The job included hours of repetitive lifting and twisting at a distribution center in Kent, Washington. The department said Amazon’s productivity tracking technology forced workers to push themselves to meet quotas with little time to recover without penalty.

An Amazon spokesperson said the company disagrees with the findings and plans to appeal the citation.

Kalra and other advocates say his bill is not anti-tech. Rather, it is an attempt to restore workers’ right to privacy – on and off the job.

“It really is a bit of the Wild West out there, and employers are pretty free to do whatever they want with predictable negative effects on workers.”

Mitch Steiger, legislative counsel for the California Labor Federation

Steve Smith, director of communications at the California Labor Federation, said that currently, “workers have absolutely no ability to fight back, even to raise concerns about the invasion of privacy this creates. Workers low-wage workers are at the forefront here when it comes to those we are trying to protect with this bill.

The number of workers monitored in California remains unknown, as employers are not required to report this information.

“The fact that we are not able to identify the frequency of these technologies or their impact on workers is in fact a very telling symptom of the problem,” said Annette Bernhardt, director of the Technology and Work program at Labour. ‘UC Berkeley. Center.

“These systems are literally a black box for workers and decision-makers, as well as researchers.”

AB 1651 would require employers and suppliers to be transparent about these systems by requiring them to perform “impact assessments” on any algorithmic or worker tracking systems before using them and submit these reports to the Development Agency labor and manpower for review.

Additionally, the state labor commissioner would create an advisory committee by next March to recommend the best — and least harmful — uses of data-driven technology in the workplace.

Workers could file complaints with the agency and bring civil action against employers who violate the bill’s standards.

Kalra’s bill is backed by unions, but he says he expects some pushback from conservatives in the legislature, corporate lobby groups and sellers of productivity products and monitoring in the workplace.

The California Chamber of Commerce has been in contact with the California Federation of Labor about the bill, but has yet to see the final proposal, said Ronak Daylami, the group’s privacy policy advocate. companies.

“However, as the pandemic has adapted the way we work, new technologies have developed to help employees and employers operate more flexibly and efficiently,” she wrote in an email. “We want to make sure we don’t stifle this innovation as our economy continues to recover.”

If the bill is successful, it would be one of the sweeping worker surveillance laws in the country, supporters said.

Next month, New York will join Connecticut and Delaware in simply requiring employers to disclose electronic monitoring to their workers. New York law will apply to workers hired on or after May 7. None of the laws enacted in these states give workers the right to review and correct data created about them.

Kalra’s bill is part of a number of efforts across the state to strengthen worker protections and limit the use of facial recognition technology, which studies have found disproportionately discriminates against workers. women and people of color.

“There is no doubt in my mind that these technologies are rapidly becoming the backbone of how employers organize work and production,” Bernhardt said. “So we have to ask ourselves, will these technologies be used to benefit workers and help them thrive in their jobs or will they be used to intensify workloads and rob workers of their autonomy and dignity?”

Last year, Newsom signed AB 701 in the law.
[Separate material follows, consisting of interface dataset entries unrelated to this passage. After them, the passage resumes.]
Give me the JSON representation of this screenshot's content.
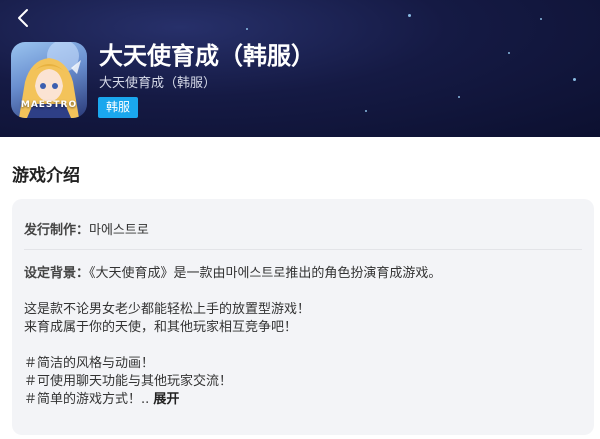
{
  "header": {
    "back_icon": "chevron-left-icon",
    "title": "大天使育成（韩服）",
    "subtitle": "大天使育成（韩服）",
    "icon_text": "MAESTRO",
    "tag": "韩服",
    "tag_color": "#1aa7ee"
  },
  "section_title": "游戏介绍",
  "details": {
    "publisher_label": "发行制作：",
    "publisher_value": "마에스트로",
    "desc_label": "设定背景：",
    "desc_line1": "《大天使育成》是一款由마에스트로推出的角色扮演育成游戏。",
    "para2_line1": "这是款不论男女老少都能轻松上手的放置型游戏！",
    "para2_line2": "来育成属于你的天使，和其他玩家相互竞争吧！",
    "feature1": "＃简洁的风格与动画！",
    "feature2": "＃可使用聊天功能与其他玩家交流！",
    "feature3": "＃简单的游戏方式！..",
    "expand_label": "展开"
  }
}
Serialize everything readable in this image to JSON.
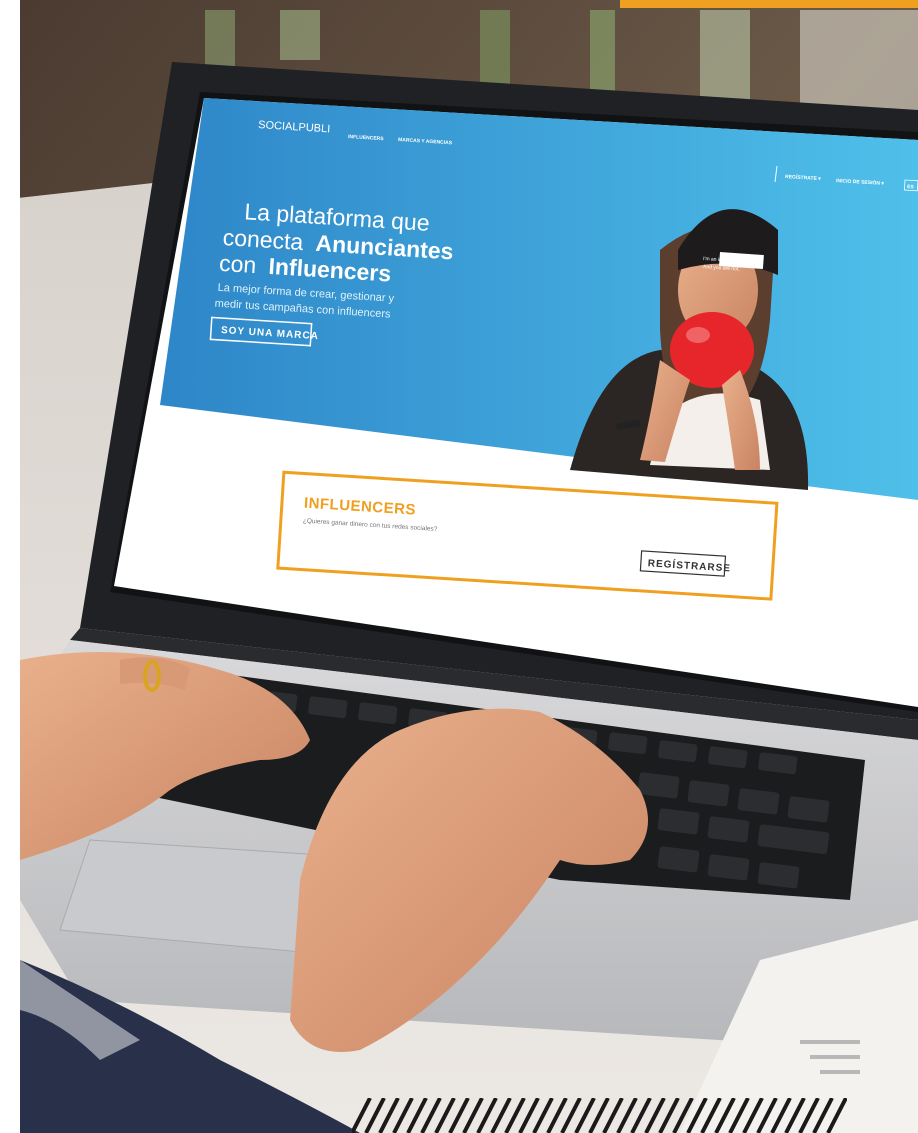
{
  "site": {
    "logo": "SOCIALPUBLI",
    "nav": [
      "INFLUENCERS",
      "MARCAS Y AGENCIAS"
    ],
    "nav_right": [
      "REGÍSTRATE ▾",
      "INICIO DE SESIÓN ▾",
      "ES"
    ]
  },
  "hero": {
    "line1": "La plataforma que",
    "line2_light": "conecta",
    "line2_bold": "Anunciantes",
    "line3_light": "con",
    "line3_bold": "Influencers",
    "sub1": "La mejor forma de crear, gestionar y",
    "sub2": "medir tus campañas con influencers",
    "cta": "SOY UNA MARCA",
    "beanie_text1": "I'm an influencer.",
    "beanie_text2": "And you are not."
  },
  "card": {
    "title": "INFLUENCERS",
    "subtitle": "¿Quieres ganar dinero con tus redes sociales?",
    "button": "REGÍSTRARSE"
  },
  "colors": {
    "accent": "#f0a020",
    "hero_blue_light": "#5ac8ee",
    "hero_blue_dark": "#2a7fc4",
    "text_dark": "#333333"
  }
}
The measure, which was backed by Kalra, now requires warehouse employers to disclose productivity quotas and work speed data to workers, and prohibits any quota that penalizes workers for taking breaks or using the restroom.

This article is part of the California Division project, a collaboration between newsrooms examining income inequality and economic survival in California.